DHS has seen these types of hold conditions for executive positions at FEMA, the Management Directorate, Immigration and Customs Enforcement, Transportation Security Administration, Customs and Border Protection, and more. It’s hard enough to find exceptional people willing to take positions that are already stress-filled, increasingly demanding and habitually undercompensated, without subjecting them to further obsessive privacy invasion and petty politics.

Since the creation of DHS, the conditions for confirmed positions have only gotten worse, as a number of highly qualified and more than distinguished individuals have brushed off invitations or walked away from leading some of the department’s most important components. Their reasons are all unique and personal, but the one thing you hear the most from these people is, “I’m not going to put myself or my family through a confirmation process. It’s not worth it.”

Those are not the words anyone in this nation needs to hear, not when there is so much of a need for talent, at all levels, to secure the homeland.
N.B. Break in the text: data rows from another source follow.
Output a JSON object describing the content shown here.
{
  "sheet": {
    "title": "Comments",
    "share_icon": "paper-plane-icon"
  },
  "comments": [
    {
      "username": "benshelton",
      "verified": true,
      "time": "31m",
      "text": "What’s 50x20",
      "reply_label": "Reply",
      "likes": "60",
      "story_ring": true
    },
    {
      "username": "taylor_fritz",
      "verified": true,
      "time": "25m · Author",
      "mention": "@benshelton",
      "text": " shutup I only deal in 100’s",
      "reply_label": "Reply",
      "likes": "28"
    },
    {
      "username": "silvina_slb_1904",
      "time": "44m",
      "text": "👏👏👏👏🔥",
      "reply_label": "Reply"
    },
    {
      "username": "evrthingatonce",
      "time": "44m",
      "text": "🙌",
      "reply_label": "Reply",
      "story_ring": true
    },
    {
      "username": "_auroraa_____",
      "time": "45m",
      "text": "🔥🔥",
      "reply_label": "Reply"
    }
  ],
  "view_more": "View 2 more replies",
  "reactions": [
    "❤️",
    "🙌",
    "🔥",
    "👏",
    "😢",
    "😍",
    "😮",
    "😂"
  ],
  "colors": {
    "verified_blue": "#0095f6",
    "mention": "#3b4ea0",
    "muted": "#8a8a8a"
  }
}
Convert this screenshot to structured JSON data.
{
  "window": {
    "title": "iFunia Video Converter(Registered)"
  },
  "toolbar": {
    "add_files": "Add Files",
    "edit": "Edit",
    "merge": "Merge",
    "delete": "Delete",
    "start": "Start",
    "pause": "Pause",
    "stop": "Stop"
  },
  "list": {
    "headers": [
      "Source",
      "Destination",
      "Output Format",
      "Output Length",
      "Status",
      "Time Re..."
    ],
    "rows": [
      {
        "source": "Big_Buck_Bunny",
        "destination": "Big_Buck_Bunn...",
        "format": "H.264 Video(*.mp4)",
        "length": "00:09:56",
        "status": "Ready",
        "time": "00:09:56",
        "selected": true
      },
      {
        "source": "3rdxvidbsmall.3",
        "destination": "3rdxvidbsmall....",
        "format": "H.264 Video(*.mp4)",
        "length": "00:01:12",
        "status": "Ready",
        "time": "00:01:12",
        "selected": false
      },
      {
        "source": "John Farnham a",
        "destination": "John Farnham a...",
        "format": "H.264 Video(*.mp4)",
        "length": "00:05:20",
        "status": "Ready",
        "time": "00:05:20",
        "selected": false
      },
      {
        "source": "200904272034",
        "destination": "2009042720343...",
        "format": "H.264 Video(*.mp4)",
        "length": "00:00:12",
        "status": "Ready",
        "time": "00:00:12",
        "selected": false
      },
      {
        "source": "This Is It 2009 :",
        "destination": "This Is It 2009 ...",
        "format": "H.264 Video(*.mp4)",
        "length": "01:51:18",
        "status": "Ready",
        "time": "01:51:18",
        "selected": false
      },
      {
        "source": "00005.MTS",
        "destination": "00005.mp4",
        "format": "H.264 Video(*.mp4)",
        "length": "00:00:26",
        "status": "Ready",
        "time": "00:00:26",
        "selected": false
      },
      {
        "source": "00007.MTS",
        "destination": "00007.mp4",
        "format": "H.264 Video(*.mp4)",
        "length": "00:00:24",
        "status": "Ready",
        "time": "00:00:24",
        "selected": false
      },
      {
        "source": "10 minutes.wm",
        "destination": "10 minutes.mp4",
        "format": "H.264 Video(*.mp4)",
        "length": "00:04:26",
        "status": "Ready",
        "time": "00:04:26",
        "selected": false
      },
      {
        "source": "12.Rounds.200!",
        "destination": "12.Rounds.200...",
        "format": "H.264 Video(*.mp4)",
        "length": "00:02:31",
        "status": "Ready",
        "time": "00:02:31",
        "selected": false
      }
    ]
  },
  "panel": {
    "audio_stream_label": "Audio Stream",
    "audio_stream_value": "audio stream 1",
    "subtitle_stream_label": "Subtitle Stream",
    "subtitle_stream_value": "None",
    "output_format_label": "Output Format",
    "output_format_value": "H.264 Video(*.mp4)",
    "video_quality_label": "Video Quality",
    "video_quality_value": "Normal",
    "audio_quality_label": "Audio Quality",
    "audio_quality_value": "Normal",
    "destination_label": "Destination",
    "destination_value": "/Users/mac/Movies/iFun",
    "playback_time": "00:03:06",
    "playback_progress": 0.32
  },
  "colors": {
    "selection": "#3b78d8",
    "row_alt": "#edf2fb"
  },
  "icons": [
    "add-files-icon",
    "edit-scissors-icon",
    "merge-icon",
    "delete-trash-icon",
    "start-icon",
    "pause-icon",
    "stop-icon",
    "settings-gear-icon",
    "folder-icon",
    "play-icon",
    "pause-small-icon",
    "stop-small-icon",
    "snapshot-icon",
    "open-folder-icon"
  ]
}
There are essential and appropriate questions and oversight roles for Congress and the confirmation process, but when they become the obstacles to the best and brightest serving, you have to wonder whose interests are being served.

That makes challenging circumstances even more challenging.

Part One – Working in a sometimes thankless job

Part Two – Political appointees and the department

Part Four – Clearances, confidence, respect & trust


Richard “Rich” Cooper is a Principal with Catalyst Partners, LLC, a government and public affairs...

    li class="comment even thread-even depth-1" id="comment-39809">

    The tone and words of your comments about the reactions to some (all?) of the supposed personnel system improvements that were poised for implementation in DHS in the Bush Administration, or which were actually implemented for a time, carry with them the impression that you believed that the proposed or adopted personnel systems were necessarily improvements over their predecessors or, in the absence of a real predecessor, good in their own right. I can tell you that, if those are your beliefs, then you are sadly mistaken. For example, under one of the several employee performance evaluation systems with which we have been victimized, I was required to show my personal performance objectives as being EXACTLY the same as those of the Undersecretary for whom I worked (at several levels of remove, mind you). When I observed that his job was different than mine and that his objectives made no sense in light of either my position description or the projects I was working on, I was told that my position description and the projects I was working on were unrelated to my performance objectives. The performance objectives I had drafted, objectives that actually made sense given what I was doing, were disapproved and I had to replace them with the Undersecretary’s performance objectives, just scaled down to reflect my more limited span of control. And, in case you were wondering, this brain-dead approach to performance management was foisted on us under the Bush Administration. There are plenty of dumb things still being done in DHS but the general level of brain-death in the Obama Administration is lower (i.e., things are marginally better) than it was under the Bush Administration.